• WHAT IS NEEDED: Find the lines below that contain the string "definition". Copy each one.

╭──

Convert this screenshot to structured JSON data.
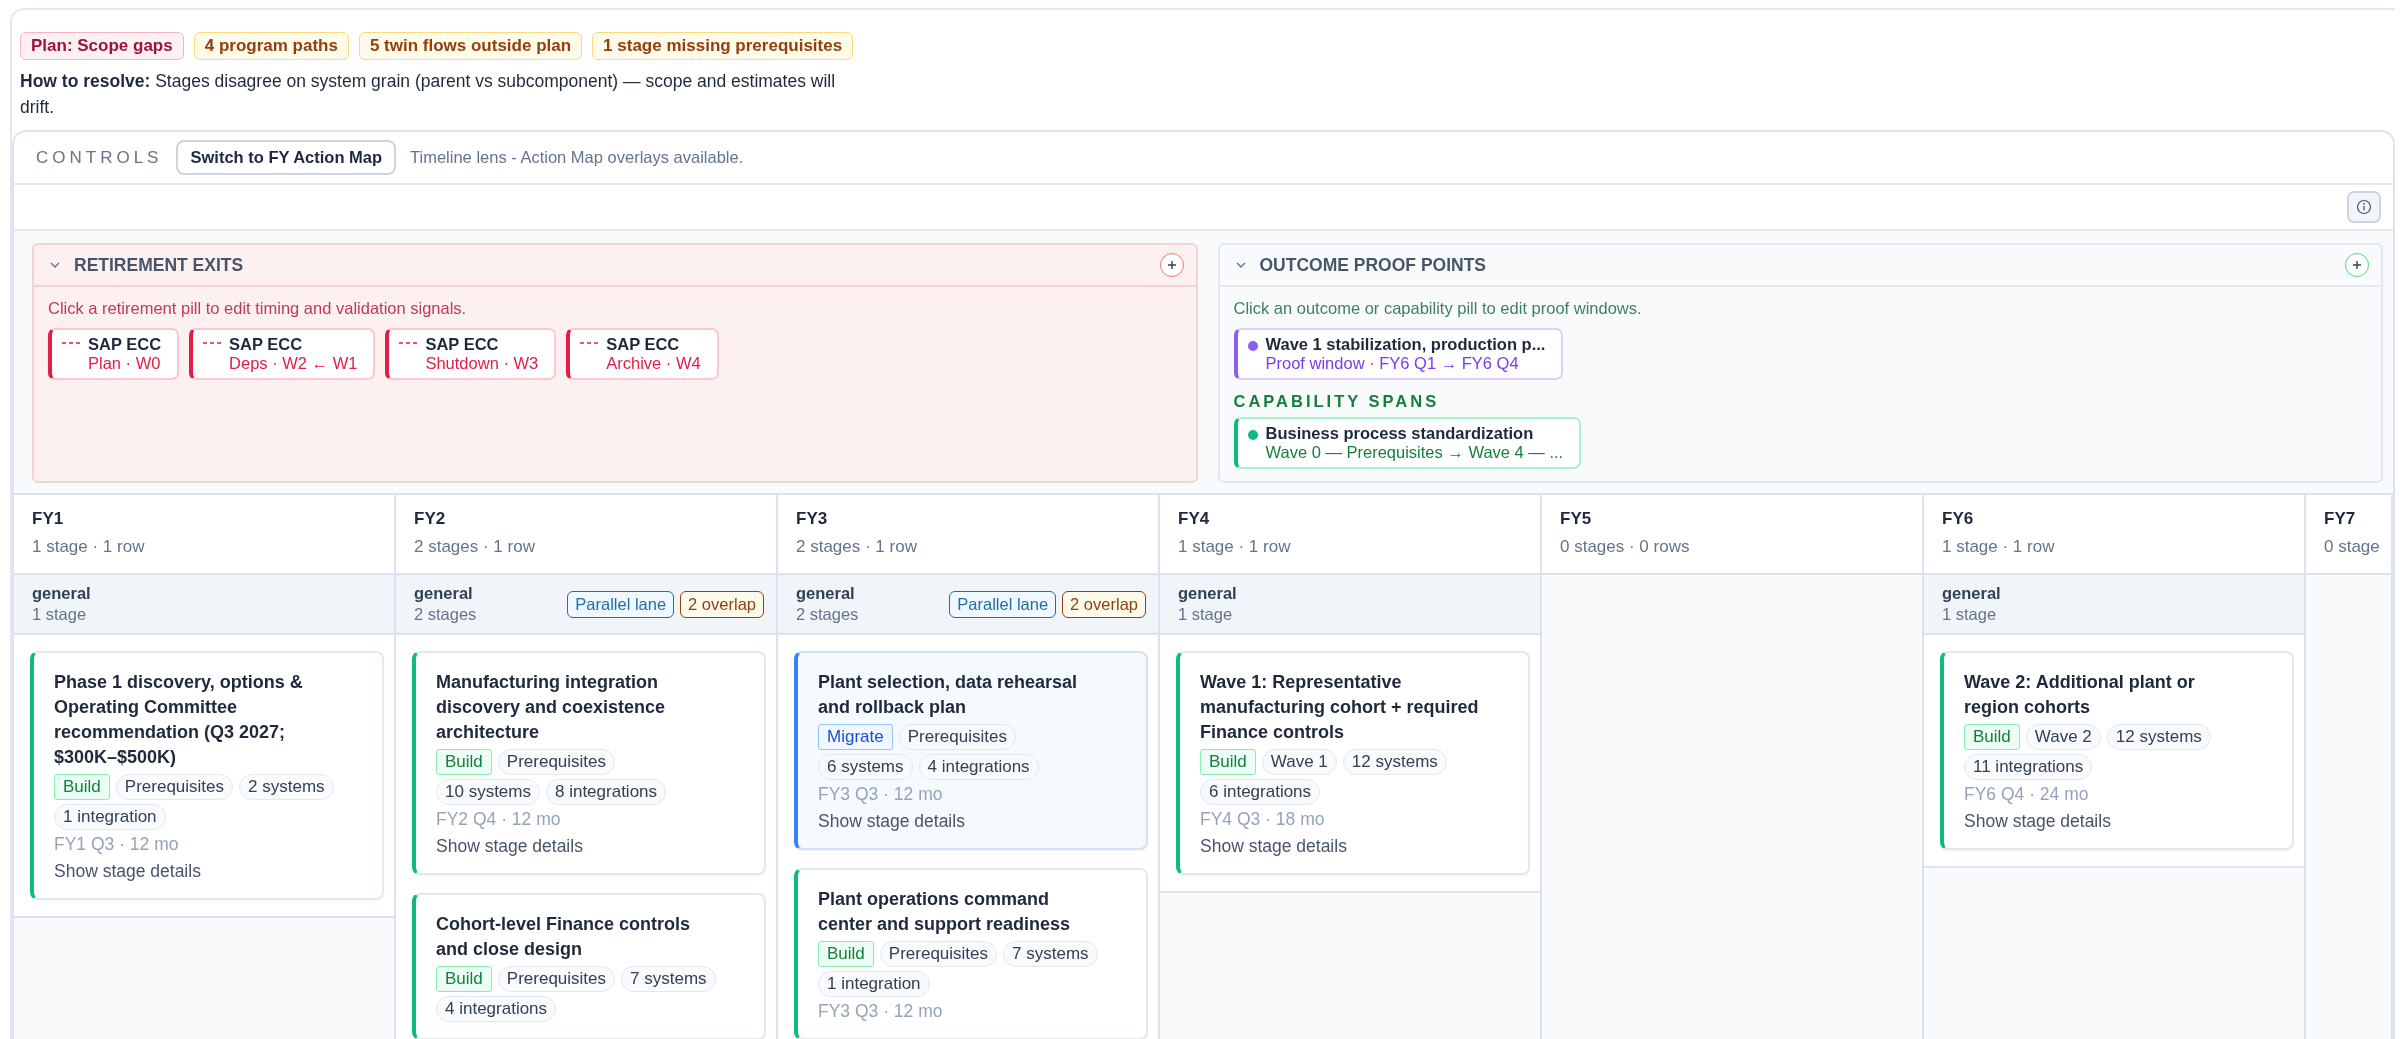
{
  "summary_badges": [
    {
      "text": "Plan: Scope gaps",
      "kind": "danger"
    },
    {
      "text": "4 program paths",
      "kind": "warning"
    },
    {
      "text": "5 twin flows outside plan",
      "kind": "warning"
    },
    {
      "text": "1 stage missing prerequisites",
      "kind": "warning"
    }
  ],
  "resolution": "**How to resolve:** Stages disagree on system grain (parent vs subcomponent) — scope and estimates will drift.",
  "controls": {
    "label": "CONTROLS",
    "button": "Switch to FY Action Map",
    "lens": "Timeline lens - Action Map overlays available."
  },
  "retirement_panel": {
    "title": "RETIREMENT EXITS",
    "expanded": true,
    "hint": "Click a retirement pill to edit timing and validation signals.",
    "pills": [
      {
        "title": "SAP ECC",
        "detail": "Plan · W0"
      },
      {
        "title": "SAP ECC",
        "detail": "Deps · W2 ← W1"
      },
      {
        "title": "SAP ECC",
        "detail": "Shutdown · W3"
      },
      {
        "title": "SAP ECC",
        "detail": "Archive · W4"
      }
    ]
  },
  "outcome_panel": {
    "title": "OUTCOME PROOF POINTS",
    "expanded": true,
    "hint": "Click an outcome or capability pill to edit proof windows.",
    "outcomes": [
      {
        "title": "Wave 1 stabilization, production p...",
        "detail": "Proof window · FY6 Q1 → FY6 Q4"
      }
    ],
    "capability_heading": "CAPABILITY SPANS",
    "capabilities": [
      {
        "title": "Business process standardization",
        "detail": "Wave 0 — Prerequisites → Wave 4 — ..."
      }
    ]
  },
  "timeline": [
    {
      "label": "FY1",
      "summary": "1 stage · 1 row",
      "lanes": [
        {
          "name": "general",
          "count": "1 stage",
          "cards": [
            {
              "title": "Phase 1 discovery, options & Operating Committee recommendation (Q3 2027; $300K–$500K)",
              "kind": "build",
              "type": "Build",
              "chips": [
                "Prerequisites",
                "2 systems",
                "1 integration"
              ],
              "timing": "FY1 Q3 · 12 mo",
              "link": "Show stage details"
            }
          ]
        }
      ]
    },
    {
      "label": "FY2",
      "summary": "2 stages · 1 row",
      "lanes": [
        {
          "name": "general",
          "count": "2 stages",
          "badges": [
            {
              "text": "Parallel lane",
              "kind": "info"
            },
            {
              "text": "2 overlap",
              "kind": "warning"
            }
          ],
          "cards": [
            {
              "title": "Manufacturing integration discovery and coexistence architecture",
              "kind": "build",
              "type": "Build",
              "chips": [
                "Prerequisites",
                "10 systems",
                "8 integrations"
              ],
              "timing": "FY2 Q4 · 12 mo",
              "link": "Show stage details"
            },
            {
              "title": "Cohort-level Finance controls and close design",
              "kind": "build",
              "type": "Build",
              "chips": [
                "Prerequisites",
                "7 systems",
                "4 integrations"
              ]
            }
          ]
        }
      ]
    },
    {
      "label": "FY3",
      "summary": "2 stages · 1 row",
      "lanes": [
        {
          "name": "general",
          "count": "2 stages",
          "badges": [
            {
              "text": "Parallel lane",
              "kind": "info"
            },
            {
              "text": "2 overlap",
              "kind": "warning"
            }
          ],
          "cards": [
            {
              "title": "Plant selection, data rehearsal and rollback plan",
              "kind": "migrate",
              "type": "Migrate",
              "chips": [
                "Prerequisites",
                "6 systems",
                "4 integrations"
              ],
              "timing": "FY3 Q3 · 12 mo",
              "link": "Show stage details"
            },
            {
              "title": "Plant operations command center and support readiness",
              "kind": "build",
              "type": "Build",
              "chips": [
                "Prerequisites",
                "7 systems",
                "1 integration"
              ],
              "timing": "FY3 Q3 · 12 mo"
            }
          ]
        }
      ]
    },
    {
      "label": "FY4",
      "summary": "1 stage · 1 row",
      "lanes": [
        {
          "name": "general",
          "count": "1 stage",
          "cards": [
            {
              "title": "Wave 1: Representative manufacturing cohort + required Finance controls",
              "kind": "build",
              "type": "Build",
              "chips": [
                "Wave 1",
                "12 systems",
                "6 integrations"
              ],
              "timing": "FY4 Q3 · 18 mo",
              "link": "Show stage details"
            }
          ]
        }
      ]
    },
    {
      "label": "FY5",
      "summary": "0 stages · 0 rows"
    },
    {
      "label": "FY6",
      "summary": "1 stage · 1 row",
      "lanes": [
        {
          "name": "general",
          "count": "1 stage",
          "cards": [
            {
              "title": "Wave 2: Additional plant or region cohorts",
              "kind": "build",
              "type": "Build",
              "chips": [
                "Wave 2",
                "12 systems",
                "11 integrations"
              ],
              "timing": "FY6 Q4 · 24 mo",
              "link": "Show stage details"
            }
          ]
        }
      ]
    },
    {
      "label": "FY7",
      "summary": "0 stage"
    }
  ]
}
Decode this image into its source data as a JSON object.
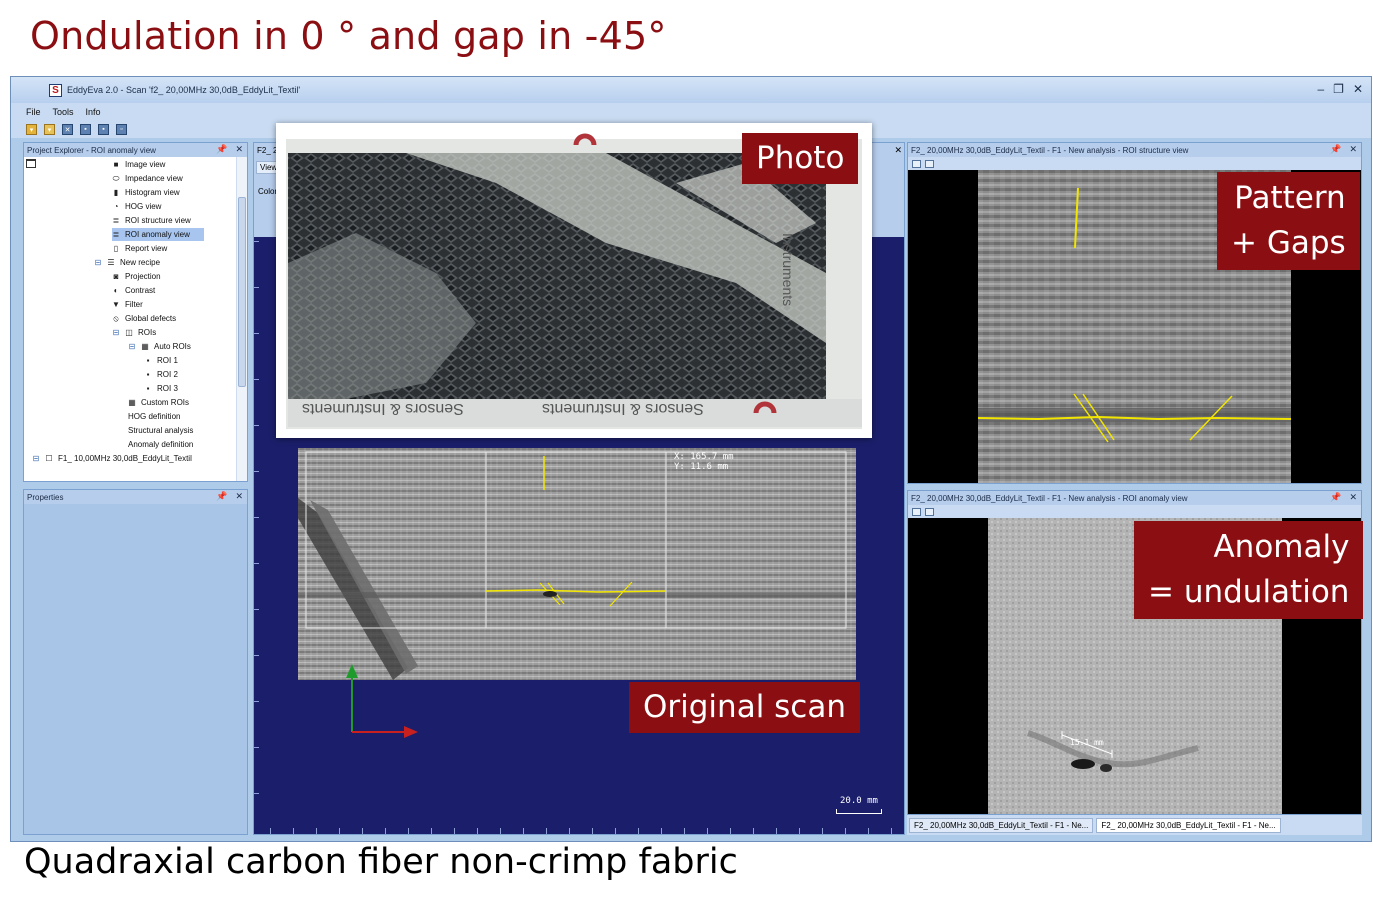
{
  "slide": {
    "title": "Ondulation in 0 ° and gap in -45°",
    "caption": "Quadraxial carbon fiber non-crimp fabric"
  },
  "app": {
    "title": "EddyEva 2.0 - Scan 'f2_ 20,00MHz 30,0dB_EddyLit_Textil'",
    "logo_letter": "S",
    "menu": [
      "File",
      "Tools",
      "Info"
    ]
  },
  "explorer": {
    "header": "Project Explorer - ROI anomaly view",
    "items": [
      {
        "label": "Image view",
        "icon": "image-icon"
      },
      {
        "label": "Impedance view",
        "icon": "ellipse-icon"
      },
      {
        "label": "Histogram view",
        "icon": "histogram-icon"
      },
      {
        "label": "HOG view",
        "icon": "hog-icon"
      },
      {
        "label": "ROI structure view",
        "icon": "list-icon"
      },
      {
        "label": "ROI anomaly view",
        "icon": "list-icon"
      },
      {
        "label": "Report view",
        "icon": "report-icon"
      },
      {
        "label": "New recipe",
        "icon": "recipe-icon"
      },
      {
        "label": "Projection",
        "icon": "camera-icon"
      },
      {
        "label": "Contrast",
        "icon": "contrast-icon"
      },
      {
        "label": "Filter",
        "icon": "filter-icon"
      },
      {
        "label": "Global defects",
        "icon": "prohibit-icon"
      },
      {
        "label": "ROIs",
        "icon": "rois-icon"
      },
      {
        "label": "Auto ROIs",
        "icon": "grid-icon"
      },
      {
        "label": "ROI 1",
        "icon": "square-icon"
      },
      {
        "label": "ROI 2",
        "icon": "square-icon"
      },
      {
        "label": "ROI 3",
        "icon": "square-icon"
      },
      {
        "label": "Custom ROIs",
        "icon": "grid-icon"
      },
      {
        "label": "HOG definition",
        "icon": ""
      },
      {
        "label": "Structural analysis",
        "icon": ""
      },
      {
        "label": "Anomaly definition",
        "icon": ""
      },
      {
        "label": "F1_ 10,00MHz 30,0dB_EddyLit_Textil",
        "icon": "checkbox-icon"
      }
    ],
    "selected_index": 5
  },
  "properties": {
    "header": "Properties"
  },
  "center": {
    "tab": "F2_ 20",
    "view_tab": "View",
    "color_label": "Color",
    "coord_text": "X: 165.7 mm\nY: 11.6 mm",
    "scale_text": "20.0 mm"
  },
  "structure_view": {
    "header": "F2_ 20,00MHz 30,0dB_EddyLit_Textil - F1 - New analysis - ROI structure view"
  },
  "anomaly_view": {
    "header": "F2_ 20,00MHz 30,0dB_EddyLit_Textil - F1 - New analysis - ROI anomaly view",
    "measure": "15.1 mm"
  },
  "bottom_tabs": [
    "F2_ 20,00MHz 30,0dB_EddyLit_Textil - F1 - Ne...",
    "F2_ 20,00MHz 30,0dB_EddyLit_Textil - F1 - Ne..."
  ],
  "labels": {
    "photo": "Photo",
    "pattern_line1": "Pattern",
    "pattern_line2": "+ Gaps",
    "anomaly_line1": "Anomaly",
    "anomaly_line2": "= undulation",
    "original": "Original scan"
  },
  "photo_print": {
    "brand": "Sensors & Instruments",
    "brand_vertical": "Instruments"
  },
  "colors": {
    "label_bg": "#8b0e12",
    "title": "#8b0e12",
    "view_bg": "#1b1f6b",
    "annotation": "#f2e600"
  }
}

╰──

• EXERCISE SOLUTION:
        "label": "HOG definition",
        "label": "Anomaly definition",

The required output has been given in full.